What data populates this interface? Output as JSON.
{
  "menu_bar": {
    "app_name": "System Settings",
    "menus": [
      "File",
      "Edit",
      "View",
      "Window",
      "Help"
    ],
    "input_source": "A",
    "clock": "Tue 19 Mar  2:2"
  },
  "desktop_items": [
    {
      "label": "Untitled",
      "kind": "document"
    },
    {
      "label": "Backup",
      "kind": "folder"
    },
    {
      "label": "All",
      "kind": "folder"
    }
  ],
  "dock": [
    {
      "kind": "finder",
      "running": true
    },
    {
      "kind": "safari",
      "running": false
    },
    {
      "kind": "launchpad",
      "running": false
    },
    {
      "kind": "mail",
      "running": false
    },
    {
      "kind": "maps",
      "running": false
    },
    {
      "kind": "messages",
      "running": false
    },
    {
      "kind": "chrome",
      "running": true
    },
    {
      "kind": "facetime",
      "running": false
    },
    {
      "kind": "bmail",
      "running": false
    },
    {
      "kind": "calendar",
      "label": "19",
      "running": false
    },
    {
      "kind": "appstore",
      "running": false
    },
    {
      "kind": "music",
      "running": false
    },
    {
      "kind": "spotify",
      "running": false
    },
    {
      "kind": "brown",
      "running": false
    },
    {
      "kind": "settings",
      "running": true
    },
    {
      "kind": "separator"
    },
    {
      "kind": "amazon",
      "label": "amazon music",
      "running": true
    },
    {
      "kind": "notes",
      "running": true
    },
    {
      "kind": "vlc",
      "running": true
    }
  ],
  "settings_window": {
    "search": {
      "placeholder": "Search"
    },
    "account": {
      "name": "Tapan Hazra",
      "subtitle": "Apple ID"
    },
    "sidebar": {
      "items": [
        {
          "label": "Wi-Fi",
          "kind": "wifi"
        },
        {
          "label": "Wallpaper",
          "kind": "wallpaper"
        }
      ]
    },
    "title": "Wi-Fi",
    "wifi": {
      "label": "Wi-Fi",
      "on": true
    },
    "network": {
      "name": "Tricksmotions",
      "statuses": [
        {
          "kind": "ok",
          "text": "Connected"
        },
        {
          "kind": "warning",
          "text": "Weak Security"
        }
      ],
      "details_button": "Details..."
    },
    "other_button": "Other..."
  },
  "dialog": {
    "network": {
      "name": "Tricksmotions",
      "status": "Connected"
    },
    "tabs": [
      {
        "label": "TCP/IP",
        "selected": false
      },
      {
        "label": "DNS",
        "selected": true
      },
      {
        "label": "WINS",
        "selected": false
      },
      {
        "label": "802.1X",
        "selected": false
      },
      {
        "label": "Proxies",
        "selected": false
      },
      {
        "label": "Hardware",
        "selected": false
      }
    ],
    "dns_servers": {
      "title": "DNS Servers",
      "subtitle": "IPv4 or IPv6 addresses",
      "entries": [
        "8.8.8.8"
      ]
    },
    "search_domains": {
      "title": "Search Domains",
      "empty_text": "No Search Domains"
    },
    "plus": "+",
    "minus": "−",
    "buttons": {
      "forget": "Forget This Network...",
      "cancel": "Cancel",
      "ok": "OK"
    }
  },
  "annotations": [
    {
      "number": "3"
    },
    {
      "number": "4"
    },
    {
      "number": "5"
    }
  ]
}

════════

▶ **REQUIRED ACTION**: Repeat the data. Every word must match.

▶ **WRITTEN SOLUTION**:
What data populates this interface? Output as JSON.
{
  "menu_bar": {
    "app_name": "System Settings",
    "menus": [
      "File",
      "Edit",
      "View",
      "Window",
      "Help"
    ],
    "input_source": "A",
    "clock": "Tue 19 Mar  2:2"
  },
  "desktop_items": [
    {
      "label": "Untitled",
      "kind": "document"
    },
    {
      "label": "Backup",
      "kind": "folder"
    },
    {
      "label": "All",
      "kind": "folder"
    }
  ],
  "dock": [
    {
      "kind": "finder",
      "running": true
    },
    {
      "kind": "safari",
      "running": false
    },
    {
      "kind": "launchpad",
      "running": false
    },
    {
      "kind": "mail",
      "running": false
    },
    {
      "kind": "maps",
      "running": false
    },
    {
      "kind": "messages",
      "running": false
    },
    {
      "kind": "chrome",
      "running": true
    },
    {
      "kind": "facetime",
      "running": false
    },
    {
      "kind": "bmail",
      "running": false
    },
    {
      "kind": "calendar",
      "label": "19",
      "running": false
    },
    {
      "kind": "appstore",
      "running": false
    },
    {
      "kind": "music",
      "running": false
    },
    {
      "kind": "spotify",
      "running": false
    },
    {
      "kind": "brown",
      "running": false
    },
    {
      "kind": "settings",
      "running": true
    },
    {
      "kind": "separator"
    },
    {
      "kind": "amazon",
      "label": "amazon music",
      "running": true
    },
    {
      "kind": "notes",
      "running": true
    },
    {
      "kind": "vlc",
      "running": true
    }
  ],
  "settings_window": {
    "search": {
      "placeholder": "Search"
    },
    "account": {
      "name": "Tapan Hazra",
      "subtitle": "Apple ID"
    },
    "sidebar": {
      "items": [
        {
          "label": "Wi-Fi",
          "kind": "wifi"
        },
        {
          "label": "Wallpaper",
          "kind": "wallpaper"
        }
      ]
    },
    "title": "Wi-Fi",
    "wifi": {
      "label": "Wi-Fi",
      "on": true
    },
    "network": {
      "name": "Tricksmotions",
      "statuses": [
        {
          "kind": "ok",
          "text": "Connected"
        },
        {
          "kind": "warning",
          "text": "Weak Security"
        }
      ],
      "details_button": "Details..."
    },
    "other_button": "Other..."
  },
  "dialog": {
    "network": {
      "name": "Tricksmotions",
      "status": "Connected"
    },
    "tabs": [
      {
        "label": "TCP/IP",
        "selected": false
      },
      {
        "label": "DNS",
        "selected": true
      },
      {
        "label": "WINS",
        "selected": false
      },
      {
        "label": "802.1X",
        "selected": false
      },
      {
        "label": "Proxies",
        "selected": false
      },
      {
        "label": "Hardware",
        "selected": false
      }
    ],
    "dns_servers": {
      "title": "DNS Servers",
      "subtitle": "IPv4 or IPv6 addresses",
      "entries": [
        "8.8.8.8"
      ]
    },
    "search_domains": {
      "title": "Search Domains",
      "empty_text": "No Search Domains"
    },
    "plus": "+",
    "minus": "−",
    "buttons": {
      "forget": "Forget This Network...",
      "cancel": "Cancel",
      "ok": "OK"
    }
  },
  "annotations": [
    {
      "number": "3"
    },
    {
      "number": "4"
    },
    {
      "number": "5"
    }
  ]
}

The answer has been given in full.